In the hands of Queens native Rob Swift, the master turntablist who has collaborated with everyone from Blue Man Group to Mike Patton, hip-hop is a pliable tool, a genre to be warped and moulded and parlayed into a musical force shorn of recognisable boundaries. He first tumbled into Patton’s orbit as a member of the X- Ecutioners, who went into battle with the singer on General Patton vs. The X-Ecutioners in 2005, and has since toured with Peeping Tom. The Architect firms up that relationship by becoming Swift’s first solo release on Patton’s Ipecac label, which gives him a chance to pull deep from his bottomless pit of beats and move away from his jazz-y roots, instead forcing a symbiotic relationship between the worlds of hip-hop and classical music.
This being a Swift project, it’s hard to identify exactly where those confines begin and end. He’s a master at finding the sweet spot where genres cross-pollinate and blur seamlessly into one another, and he makes it sound effortless, as if Brahms and the Bomb Squad were always destined to jam together. In short, he’s a DJ who can expertly take a square peg and make it fit seamlessly into a round hole, forging harmonious relationships in the most unlikely places. Swift isn’t the first hip-hop DJ to assimilate elements of classical music into his sound, but rarely has anyone attempted a project this grandiose. He may shy away from the term ‘concept album’, but that’s exactly what The Architect is, with MC Breez Evahflowin occasionally cropping up to remind us of the record’s central theme, and several tracks splintering into lofty three-part movements.
The album begins with a couple of introductory tracks that mash up elements of digital noise and ascending string samples, which get cut off just as they hit a fluid groove. This is a recurring theme on The Architect, as Swift rarely lets any of his songs settle into a recognisable shape or pattern, instead pulling them up sharp after just one or two minutes and moving on to the next track. Evahflowin helps form order from the chaos by surfacing on ‘Principo’, where his laidback rap lays down some ground rules (“don’t shuffle this LP”) and demonstrates the scope of Swift’s ambition (“the art form elevated to the next level of turntablism”).

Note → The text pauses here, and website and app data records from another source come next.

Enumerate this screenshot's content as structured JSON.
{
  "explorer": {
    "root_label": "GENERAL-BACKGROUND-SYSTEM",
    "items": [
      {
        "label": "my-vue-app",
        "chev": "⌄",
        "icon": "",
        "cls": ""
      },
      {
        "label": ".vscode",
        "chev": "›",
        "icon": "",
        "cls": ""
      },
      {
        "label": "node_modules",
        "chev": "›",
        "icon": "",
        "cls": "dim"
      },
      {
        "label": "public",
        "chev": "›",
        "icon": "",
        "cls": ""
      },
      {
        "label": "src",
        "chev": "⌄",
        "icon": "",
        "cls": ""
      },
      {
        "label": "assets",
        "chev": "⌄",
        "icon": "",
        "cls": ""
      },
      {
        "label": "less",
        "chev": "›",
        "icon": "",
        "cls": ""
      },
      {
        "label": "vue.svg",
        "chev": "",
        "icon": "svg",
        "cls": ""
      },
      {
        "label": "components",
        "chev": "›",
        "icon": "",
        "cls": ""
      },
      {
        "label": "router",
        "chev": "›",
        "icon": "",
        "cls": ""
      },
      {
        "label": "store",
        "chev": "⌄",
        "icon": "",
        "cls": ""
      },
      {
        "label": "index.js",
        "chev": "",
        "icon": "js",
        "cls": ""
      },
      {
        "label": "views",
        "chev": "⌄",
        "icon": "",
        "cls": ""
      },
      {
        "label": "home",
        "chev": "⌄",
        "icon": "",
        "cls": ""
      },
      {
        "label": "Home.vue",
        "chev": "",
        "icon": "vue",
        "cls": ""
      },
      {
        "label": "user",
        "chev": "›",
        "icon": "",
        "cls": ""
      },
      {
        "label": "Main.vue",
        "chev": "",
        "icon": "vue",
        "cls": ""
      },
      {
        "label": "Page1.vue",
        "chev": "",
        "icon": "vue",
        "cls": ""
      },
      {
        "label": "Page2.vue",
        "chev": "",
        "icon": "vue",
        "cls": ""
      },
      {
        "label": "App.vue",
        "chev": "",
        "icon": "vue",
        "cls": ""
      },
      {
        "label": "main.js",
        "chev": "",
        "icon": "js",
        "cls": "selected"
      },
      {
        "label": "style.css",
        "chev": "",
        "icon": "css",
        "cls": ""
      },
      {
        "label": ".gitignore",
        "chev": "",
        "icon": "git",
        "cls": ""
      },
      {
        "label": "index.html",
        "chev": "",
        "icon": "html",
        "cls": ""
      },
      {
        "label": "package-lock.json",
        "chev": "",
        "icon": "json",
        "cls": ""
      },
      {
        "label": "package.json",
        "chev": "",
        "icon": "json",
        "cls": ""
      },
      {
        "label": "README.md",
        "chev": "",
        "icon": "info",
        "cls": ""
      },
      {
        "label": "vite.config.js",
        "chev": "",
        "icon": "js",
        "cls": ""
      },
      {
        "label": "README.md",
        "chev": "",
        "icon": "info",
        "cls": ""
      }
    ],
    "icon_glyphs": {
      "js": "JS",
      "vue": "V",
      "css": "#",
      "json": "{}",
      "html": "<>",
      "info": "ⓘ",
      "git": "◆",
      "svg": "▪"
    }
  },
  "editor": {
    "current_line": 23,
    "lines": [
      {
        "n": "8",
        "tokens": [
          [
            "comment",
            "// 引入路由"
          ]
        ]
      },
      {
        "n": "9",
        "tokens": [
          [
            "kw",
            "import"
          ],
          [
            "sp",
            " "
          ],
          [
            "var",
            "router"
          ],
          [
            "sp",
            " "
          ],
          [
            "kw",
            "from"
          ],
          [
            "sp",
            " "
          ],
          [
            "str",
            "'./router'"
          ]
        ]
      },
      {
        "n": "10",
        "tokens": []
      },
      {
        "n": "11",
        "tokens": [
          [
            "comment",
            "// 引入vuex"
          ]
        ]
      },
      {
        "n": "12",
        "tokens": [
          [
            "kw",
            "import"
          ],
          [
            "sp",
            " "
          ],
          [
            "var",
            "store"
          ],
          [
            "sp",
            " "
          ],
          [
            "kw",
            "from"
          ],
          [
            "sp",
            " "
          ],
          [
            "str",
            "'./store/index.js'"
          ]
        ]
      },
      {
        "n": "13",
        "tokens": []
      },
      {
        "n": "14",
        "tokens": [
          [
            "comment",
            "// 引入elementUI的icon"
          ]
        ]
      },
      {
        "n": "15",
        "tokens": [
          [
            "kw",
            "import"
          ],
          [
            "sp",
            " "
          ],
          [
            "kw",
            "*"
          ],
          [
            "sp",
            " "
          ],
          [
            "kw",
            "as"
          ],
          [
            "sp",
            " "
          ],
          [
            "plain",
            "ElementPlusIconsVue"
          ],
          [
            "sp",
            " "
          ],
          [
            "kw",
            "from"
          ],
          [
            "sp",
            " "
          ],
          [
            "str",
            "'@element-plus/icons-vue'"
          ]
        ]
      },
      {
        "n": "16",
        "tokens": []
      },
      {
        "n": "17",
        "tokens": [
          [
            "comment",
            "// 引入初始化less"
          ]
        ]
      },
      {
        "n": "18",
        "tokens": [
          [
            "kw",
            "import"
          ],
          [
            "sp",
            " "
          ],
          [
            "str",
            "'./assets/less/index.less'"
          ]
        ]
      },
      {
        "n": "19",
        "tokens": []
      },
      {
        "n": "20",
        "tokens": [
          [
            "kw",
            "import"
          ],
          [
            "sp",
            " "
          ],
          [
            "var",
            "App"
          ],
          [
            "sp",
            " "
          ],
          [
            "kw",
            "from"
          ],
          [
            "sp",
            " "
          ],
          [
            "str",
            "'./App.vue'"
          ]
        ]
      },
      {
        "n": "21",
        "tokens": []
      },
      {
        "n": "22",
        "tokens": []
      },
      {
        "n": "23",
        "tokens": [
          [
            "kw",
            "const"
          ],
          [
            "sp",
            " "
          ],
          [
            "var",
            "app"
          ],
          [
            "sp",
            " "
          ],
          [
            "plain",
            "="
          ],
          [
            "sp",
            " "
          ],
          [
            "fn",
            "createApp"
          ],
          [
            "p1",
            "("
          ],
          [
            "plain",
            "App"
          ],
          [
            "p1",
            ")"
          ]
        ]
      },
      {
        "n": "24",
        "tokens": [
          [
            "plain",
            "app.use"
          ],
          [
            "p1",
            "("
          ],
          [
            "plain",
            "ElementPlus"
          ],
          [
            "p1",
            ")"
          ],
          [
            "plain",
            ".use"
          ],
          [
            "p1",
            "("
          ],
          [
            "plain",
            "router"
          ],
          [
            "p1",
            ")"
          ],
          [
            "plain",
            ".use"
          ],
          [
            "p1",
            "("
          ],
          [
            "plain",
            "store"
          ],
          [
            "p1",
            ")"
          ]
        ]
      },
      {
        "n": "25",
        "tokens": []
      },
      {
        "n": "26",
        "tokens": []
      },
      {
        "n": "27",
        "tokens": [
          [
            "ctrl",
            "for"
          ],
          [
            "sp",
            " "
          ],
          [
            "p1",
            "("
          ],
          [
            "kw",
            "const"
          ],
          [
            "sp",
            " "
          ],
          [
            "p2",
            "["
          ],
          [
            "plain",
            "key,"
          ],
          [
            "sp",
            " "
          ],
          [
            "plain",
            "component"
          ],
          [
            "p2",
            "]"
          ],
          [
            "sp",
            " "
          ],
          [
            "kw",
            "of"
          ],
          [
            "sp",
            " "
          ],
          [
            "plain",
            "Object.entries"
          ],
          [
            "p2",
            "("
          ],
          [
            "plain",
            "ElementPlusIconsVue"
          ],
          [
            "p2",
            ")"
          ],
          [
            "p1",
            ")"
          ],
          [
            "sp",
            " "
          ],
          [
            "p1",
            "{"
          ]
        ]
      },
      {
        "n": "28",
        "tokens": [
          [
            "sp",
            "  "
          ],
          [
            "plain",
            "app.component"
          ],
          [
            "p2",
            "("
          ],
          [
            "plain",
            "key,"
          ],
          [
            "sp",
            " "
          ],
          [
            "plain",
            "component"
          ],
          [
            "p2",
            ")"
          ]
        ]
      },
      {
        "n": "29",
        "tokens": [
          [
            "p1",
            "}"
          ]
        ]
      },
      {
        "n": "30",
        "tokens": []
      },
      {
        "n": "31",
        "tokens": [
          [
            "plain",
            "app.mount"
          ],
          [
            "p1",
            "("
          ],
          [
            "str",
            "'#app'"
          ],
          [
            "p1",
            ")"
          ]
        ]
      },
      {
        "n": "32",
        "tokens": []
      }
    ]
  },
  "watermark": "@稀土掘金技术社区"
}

The two three-part movements around which the album revolves, ‘Rabia’ and ‘Lower Level’, are where Swift really settles into his style. There’s a dramatic, horn-infused prelude to ‘Rabia’ that sets an ominous tone, but quickly changes with the dense Farfisa-like organ sounds and agitated scratching, which are coupled with bouncy string samples and chopped-up beats. Swift often keeps isolated string or brass patterns low in the mix, allowing them to be smothered by dense church organ noise, making it sound like there’s a phantom orchestra wriggling to get out of his turntables. It’s certainly very cinematic —the incidental music that brings ‘Rabia’ to a close could easily have been lifted straight from one of Bernard Herrmann’s Hitchcock scores.
‘Lower Level’ draws closer to the world of hip-hop via Kool Keith and Chuck D samples, but it’s quite brilliantly immersed in the classical world once more with some neatly worked agitated strings in the first third of the first movement, which become twisted and phased into oblivion before a stately blast of trumpet takes Swift’s listeners around the next beguiling bend in the road. The second part of ‘Lower Level’ is the pinnacle of the record, with Swift pulling on a time honoured genre signifier by working in the staple drum break from Led Zeppelin’s ‘When the Levee Breaks’ and tying it to a mesh of string samples that scream tortuously across the groove of the song, positioning the track at an intriguing crossroads between hip-hop’s past and possible future.
Swift keeps the genealogical plundering ticking toward the close of The Architect by turning to the timeworn ‘Rocket in the Pocket’ break to provide a solid foundation to ‘Sound the Horn’, which is otherwise constructed from a peculiar mixture of strings that simultaneously sound like they’ve been lifted from a gruesome horror feature and a Douglas Sirk melodrama. At the close of The Architect, just 35-minutes after it began, it’s initially difficult to process all the turns taken, all the styles covered, all the craft that Swift has poured into this record. Its brevity is its only flaw—it feels like the album is only just getting started when it ends, offering us an inkling of a skilled practitioner who has captured his art at a transformative moment, only to leave us craving so much more at the end.
7Nick Neyland's Score